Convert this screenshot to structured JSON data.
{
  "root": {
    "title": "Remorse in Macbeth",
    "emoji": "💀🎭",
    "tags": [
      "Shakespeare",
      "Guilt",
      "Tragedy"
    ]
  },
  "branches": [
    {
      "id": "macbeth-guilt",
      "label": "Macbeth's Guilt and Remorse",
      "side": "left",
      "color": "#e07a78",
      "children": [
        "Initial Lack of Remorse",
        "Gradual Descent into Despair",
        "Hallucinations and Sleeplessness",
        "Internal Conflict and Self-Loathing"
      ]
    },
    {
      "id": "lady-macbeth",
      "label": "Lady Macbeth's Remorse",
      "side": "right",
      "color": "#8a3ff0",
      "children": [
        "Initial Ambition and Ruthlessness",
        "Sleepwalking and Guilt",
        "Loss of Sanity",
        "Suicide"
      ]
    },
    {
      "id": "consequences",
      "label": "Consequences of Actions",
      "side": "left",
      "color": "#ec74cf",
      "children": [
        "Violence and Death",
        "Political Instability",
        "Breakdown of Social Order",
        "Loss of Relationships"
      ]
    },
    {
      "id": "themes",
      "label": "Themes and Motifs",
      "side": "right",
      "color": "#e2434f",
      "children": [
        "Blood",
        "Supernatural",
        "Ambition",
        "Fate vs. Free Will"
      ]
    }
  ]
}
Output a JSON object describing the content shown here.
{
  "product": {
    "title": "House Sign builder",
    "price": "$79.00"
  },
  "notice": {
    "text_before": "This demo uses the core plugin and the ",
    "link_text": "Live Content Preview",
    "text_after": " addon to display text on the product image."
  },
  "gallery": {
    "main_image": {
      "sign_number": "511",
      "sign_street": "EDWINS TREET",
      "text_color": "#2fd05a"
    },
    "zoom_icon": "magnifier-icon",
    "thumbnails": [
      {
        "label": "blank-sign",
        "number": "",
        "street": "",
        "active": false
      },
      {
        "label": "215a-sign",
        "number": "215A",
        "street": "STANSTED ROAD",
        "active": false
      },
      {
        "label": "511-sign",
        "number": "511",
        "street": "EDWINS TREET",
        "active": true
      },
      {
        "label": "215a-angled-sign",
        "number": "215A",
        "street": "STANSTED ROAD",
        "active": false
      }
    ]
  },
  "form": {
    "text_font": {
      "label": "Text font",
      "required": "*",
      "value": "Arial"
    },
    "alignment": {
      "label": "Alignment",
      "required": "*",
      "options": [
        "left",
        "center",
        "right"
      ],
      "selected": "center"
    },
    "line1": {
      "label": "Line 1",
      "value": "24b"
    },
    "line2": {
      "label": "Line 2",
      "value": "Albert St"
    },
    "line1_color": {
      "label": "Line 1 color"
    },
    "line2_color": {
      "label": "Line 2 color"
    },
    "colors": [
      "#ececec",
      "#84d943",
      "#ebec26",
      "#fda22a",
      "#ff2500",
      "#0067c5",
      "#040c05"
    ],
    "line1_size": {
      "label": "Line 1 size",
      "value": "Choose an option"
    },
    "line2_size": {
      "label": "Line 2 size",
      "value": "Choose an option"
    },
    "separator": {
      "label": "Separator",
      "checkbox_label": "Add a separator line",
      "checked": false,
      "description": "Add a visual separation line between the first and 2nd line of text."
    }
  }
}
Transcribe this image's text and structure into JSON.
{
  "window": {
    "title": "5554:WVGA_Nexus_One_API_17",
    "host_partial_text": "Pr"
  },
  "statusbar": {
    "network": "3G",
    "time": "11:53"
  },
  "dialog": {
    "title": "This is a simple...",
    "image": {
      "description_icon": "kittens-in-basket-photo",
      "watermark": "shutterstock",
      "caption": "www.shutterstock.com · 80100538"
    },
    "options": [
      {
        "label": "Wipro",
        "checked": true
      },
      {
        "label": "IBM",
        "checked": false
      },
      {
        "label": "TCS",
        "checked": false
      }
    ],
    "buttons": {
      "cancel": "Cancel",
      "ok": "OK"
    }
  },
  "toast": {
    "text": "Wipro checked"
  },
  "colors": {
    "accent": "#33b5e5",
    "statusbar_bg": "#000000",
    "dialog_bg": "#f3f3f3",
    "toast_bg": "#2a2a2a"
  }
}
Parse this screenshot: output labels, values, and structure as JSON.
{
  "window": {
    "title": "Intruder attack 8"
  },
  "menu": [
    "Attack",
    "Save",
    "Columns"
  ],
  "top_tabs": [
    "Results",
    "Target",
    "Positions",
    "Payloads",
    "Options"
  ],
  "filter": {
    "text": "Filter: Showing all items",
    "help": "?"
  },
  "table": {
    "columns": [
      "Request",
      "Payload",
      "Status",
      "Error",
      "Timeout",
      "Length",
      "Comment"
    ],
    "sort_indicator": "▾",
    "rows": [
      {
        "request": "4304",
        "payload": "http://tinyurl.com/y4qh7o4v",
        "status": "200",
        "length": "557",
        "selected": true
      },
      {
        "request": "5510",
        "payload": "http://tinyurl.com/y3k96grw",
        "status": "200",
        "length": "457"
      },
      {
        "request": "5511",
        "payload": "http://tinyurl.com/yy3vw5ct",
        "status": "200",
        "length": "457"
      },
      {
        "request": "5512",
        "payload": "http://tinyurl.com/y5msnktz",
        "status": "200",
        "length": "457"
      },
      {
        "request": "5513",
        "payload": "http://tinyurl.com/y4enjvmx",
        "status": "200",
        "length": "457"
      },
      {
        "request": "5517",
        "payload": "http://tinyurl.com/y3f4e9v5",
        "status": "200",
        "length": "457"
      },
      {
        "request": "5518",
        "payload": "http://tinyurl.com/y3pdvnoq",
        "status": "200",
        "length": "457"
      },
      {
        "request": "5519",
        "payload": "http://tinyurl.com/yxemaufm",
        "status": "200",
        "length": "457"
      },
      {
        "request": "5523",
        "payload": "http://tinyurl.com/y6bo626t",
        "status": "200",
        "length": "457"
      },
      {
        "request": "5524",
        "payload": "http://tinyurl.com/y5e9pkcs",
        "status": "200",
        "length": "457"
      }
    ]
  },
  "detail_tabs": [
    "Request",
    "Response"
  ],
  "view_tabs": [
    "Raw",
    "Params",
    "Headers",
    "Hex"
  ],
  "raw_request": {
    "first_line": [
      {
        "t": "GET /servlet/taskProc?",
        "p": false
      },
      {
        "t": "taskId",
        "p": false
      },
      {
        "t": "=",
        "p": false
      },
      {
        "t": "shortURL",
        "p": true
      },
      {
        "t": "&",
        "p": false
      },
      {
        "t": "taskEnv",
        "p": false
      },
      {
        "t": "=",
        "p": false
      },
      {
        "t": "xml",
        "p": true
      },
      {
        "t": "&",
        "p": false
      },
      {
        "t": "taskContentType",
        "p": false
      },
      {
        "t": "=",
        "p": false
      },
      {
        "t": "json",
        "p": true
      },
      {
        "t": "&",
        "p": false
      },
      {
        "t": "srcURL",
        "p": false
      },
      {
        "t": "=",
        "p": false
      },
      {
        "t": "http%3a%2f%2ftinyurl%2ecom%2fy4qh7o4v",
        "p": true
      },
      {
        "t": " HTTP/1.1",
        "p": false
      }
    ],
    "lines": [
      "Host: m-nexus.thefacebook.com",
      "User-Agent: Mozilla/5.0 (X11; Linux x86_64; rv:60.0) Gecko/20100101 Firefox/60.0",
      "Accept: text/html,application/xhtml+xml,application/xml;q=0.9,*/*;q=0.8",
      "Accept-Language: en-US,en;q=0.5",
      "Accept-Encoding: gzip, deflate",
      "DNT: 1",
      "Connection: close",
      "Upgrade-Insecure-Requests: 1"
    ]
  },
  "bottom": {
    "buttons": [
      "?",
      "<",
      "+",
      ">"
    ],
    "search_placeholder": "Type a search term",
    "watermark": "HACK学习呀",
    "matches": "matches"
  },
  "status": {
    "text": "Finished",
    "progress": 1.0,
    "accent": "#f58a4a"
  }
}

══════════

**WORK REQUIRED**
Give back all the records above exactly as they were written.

**ANSWER BOX**
Convert this screenshot to structured JSON data.
{
  "root": {
    "title": "Remorse in Macbeth",
    "emoji": "💀🎭",
    "tags": [
      "Shakespeare",
      "Guilt",
      "Tragedy"
    ]
  },
  "branches": [
    {
      "id": "macbeth-guilt",
      "label": "Macbeth's Guilt and Remorse",
      "side": "left",
      "color": "#e07a78",
      "children": [
        "Initial Lack of Remorse",
        "Gradual Descent into Despair",
        "Hallucinations and Sleeplessness",
        "Internal Conflict and Self-Loathing"
      ]
    },
    {
      "id": "lady-macbeth",
      "label": "Lady Macbeth's Remorse",
      "side": "right",
      "color": "#8a3ff0",
      "children": [
        "Initial Ambition and Ruthlessness",
        "Sleepwalking and Guilt",
        "Loss of Sanity",
        "Suicide"
      ]
    },
    {
      "id": "consequences",
      "label": "Consequences of Actions",
      "side": "left",
      "color": "#ec74cf",
      "children": [
        "Violence and Death",
        "Political Instability",
        "Breakdown of Social Order",
        "Loss of Relationships"
      ]
    },
    {
      "id": "themes",
      "label": "Themes and Motifs",
      "side": "right",
      "color": "#e2434f",
      "children": [
        "Blood",
        "Supernatural",
        "Ambition",
        "Fate vs. Free Will"
      ]
    }
  ]
}
Output a JSON object describing the content shown here.
{
  "product": {
    "title": "House Sign builder",
    "price": "$79.00"
  },
  "notice": {
    "text_before": "This demo uses the core plugin and the ",
    "link_text": "Live Content Preview",
    "text_after": " addon to display text on the product image."
  },
  "gallery": {
    "main_image": {
      "sign_number": "511",
      "sign_street": "EDWINS TREET",
      "text_color": "#2fd05a"
    },
    "zoom_icon": "magnifier-icon",
    "thumbnails": [
      {
        "label": "blank-sign",
        "number": "",
        "street": "",
        "active": false
      },
      {
        "label": "215a-sign",
        "number": "215A",
        "street": "STANSTED ROAD",
        "active": false
      },
      {
        "label": "511-sign",
        "number": "511",
        "street": "EDWINS TREET",
        "active": true
      },
      {
        "label": "215a-angled-sign",
        "number": "215A",
        "street": "STANSTED ROAD",
        "active": false
      }
    ]
  },
  "form": {
    "text_font": {
      "label": "Text font",
      "required": "*",
      "value": "Arial"
    },
    "alignment": {
      "label": "Alignment",
      "required": "*",
      "options": [
        "left",
        "center",
        "right"
      ],
      "selected": "center"
    },
    "line1": {
      "label": "Line 1",
      "value": "24b"
    },
    "line2": {
      "label": "Line 2",
      "value": "Albert St"
    },
    "line1_color": {
      "label": "Line 1 color"
    },
    "line2_color": {
      "label": "Line 2 color"
    },
    "colors": [
      "#ececec",
      "#84d943",
      "#ebec26",
      "#fda22a",
      "#ff2500",
      "#0067c5",
      "#040c05"
    ],
    "line1_size": {
      "label": "Line 1 size",
      "value": "Choose an option"
    },
    "line2_size": {
      "label": "Line 2 size",
      "value": "Choose an option"
    },
    "separator": {
      "label": "Separator",
      "checkbox_label": "Add a separator line",
      "checked": false,
      "description": "Add a visual separation line between the first and 2nd line of text."
    }
  }
}
Transcribe this image's text and structure into JSON.
{
  "window": {
    "title": "5554:WVGA_Nexus_One_API_17",
    "host_partial_text": "Pr"
  },
  "statusbar": {
    "network": "3G",
    "time": "11:53"
  },
  "dialog": {
    "title": "This is a simple...",
    "image": {
      "description_icon": "kittens-in-basket-photo",
      "watermark": "shutterstock",
      "caption": "www.shutterstock.com · 80100538"
    },
    "options": [
      {
        "label": "Wipro",
        "checked": true
      },
      {
        "label": "IBM",
        "checked": false
      },
      {
        "label": "TCS",
        "checked": false
      }
    ],
    "buttons": {
      "cancel": "Cancel",
      "ok": "OK"
    }
  },
  "toast": {
    "text": "Wipro checked"
  },
  "colors": {
    "accent": "#33b5e5",
    "statusbar_bg": "#000000",
    "dialog_bg": "#f3f3f3",
    "toast_bg": "#2a2a2a"
  }
}
Parse this screenshot: output labels, values, and structure as JSON.
{
  "window": {
    "title": "Intruder attack 8"
  },
  "menu": [
    "Attack",
    "Save",
    "Columns"
  ],
  "top_tabs": [
    "Results",
    "Target",
    "Positions",
    "Payloads",
    "Options"
  ],
  "filter": {
    "text": "Filter: Showing all items",
    "help": "?"
  },
  "table": {
    "columns": [
      "Request",
      "Payload",
      "Status",
      "Error",
      "Timeout",
      "Length",
      "Comment"
    ],
    "sort_indicator": "▾",
    "rows": [
      {
        "request": "4304",
        "payload": "http://tinyurl.com/y4qh7o4v",
        "status": "200",
        "length": "557",
        "selected": true
      },
      {
        "request": "5510",
        "payload": "http://tinyurl.com/y3k96grw",
        "status": "200",
        "length": "457"
      },
      {
        "request": "5511",
        "payload": "http://tinyurl.com/yy3vw5ct",
        "status": "200",
        "length": "457"
      },
      {
        "request": "5512",
        "payload": "http://tinyurl.com/y5msnktz",
        "status": "200",
        "length": "457"
      },
      {
        "request": "5513",
        "payload": "http://tinyurl.com/y4enjvmx",
        "status": "200",
        "length": "457"
      },
      {
        "request": "5517",
        "payload": "http://tinyurl.com/y3f4e9v5",
        "status": "200",
        "length": "457"
      },
      {
        "request": "5518",
        "payload": "http://tinyurl.com/y3pdvnoq",
        "status": "200",
        "length": "457"
      },
      {
        "request": "5519",
        "payload": "http://tinyurl.com/yxemaufm",
        "status": "200",
        "length": "457"
      },
      {
        "request": "5523",
        "payload": "http://tinyurl.com/y6bo626t",
        "status": "200",
        "length": "457"
      },
      {
        "request": "5524",
        "payload": "http://tinyurl.com/y5e9pkcs",
        "status": "200",
        "length": "457"
      }
    ]
  },
  "detail_tabs": [
    "Request",
    "Response"
  ],
  "view_tabs": [
    "Raw",
    "Params",
    "Headers",
    "Hex"
  ],
  "raw_request": {
    "first_line": [
      {
        "t": "GET /servlet/taskProc?",
        "p": false
      },
      {
        "t": "taskId",
        "p": false
      },
      {
        "t": "=",
        "p": false
      },
      {
        "t": "shortURL",
        "p": true
      },
      {
        "t": "&",
        "p": false
      },
      {
        "t": "taskEnv",
        "p": false
      },
      {
        "t": "=",
        "p": false
      },
      {
        "t": "xml",
        "p": true
      },
      {
        "t": "&",
        "p": false
      },
      {
        "t": "taskContentType",
        "p": false
      },
      {
        "t": "=",
        "p": false
      },
      {
        "t": "json",
        "p": true
      },
      {
        "t": "&",
        "p": false
      },
      {
        "t": "srcURL",
        "p": false
      },
      {
        "t": "=",
        "p": false
      },
      {
        "t": "http%3a%2f%2ftinyurl%2ecom%2fy4qh7o4v",
        "p": true
      },
      {
        "t": " HTTP/1.1",
        "p": false
      }
    ],
    "lines": [
      "Host: m-nexus.thefacebook.com",
      "User-Agent: Mozilla/5.0 (X11; Linux x86_64; rv:60.0) Gecko/20100101 Firefox/60.0",
      "Accept: text/html,application/xhtml+xml,application/xml;q=0.9,*/*;q=0.8",
      "Accept-Language: en-US,en;q=0.5",
      "Accept-Encoding: gzip, deflate",
      "DNT: 1",
      "Connection: close",
      "Upgrade-Insecure-Requests: 1"
    ]
  },
  "bottom": {
    "buttons": [
      "?",
      "<",
      "+",
      ">"
    ],
    "search_placeholder": "Type a search term",
    "watermark": "HACK学习呀",
    "matches": "matches"
  },
  "status": {
    "text": "Finished",
    "progress": 1.0,
    "accent": "#f58a4a"
  }
}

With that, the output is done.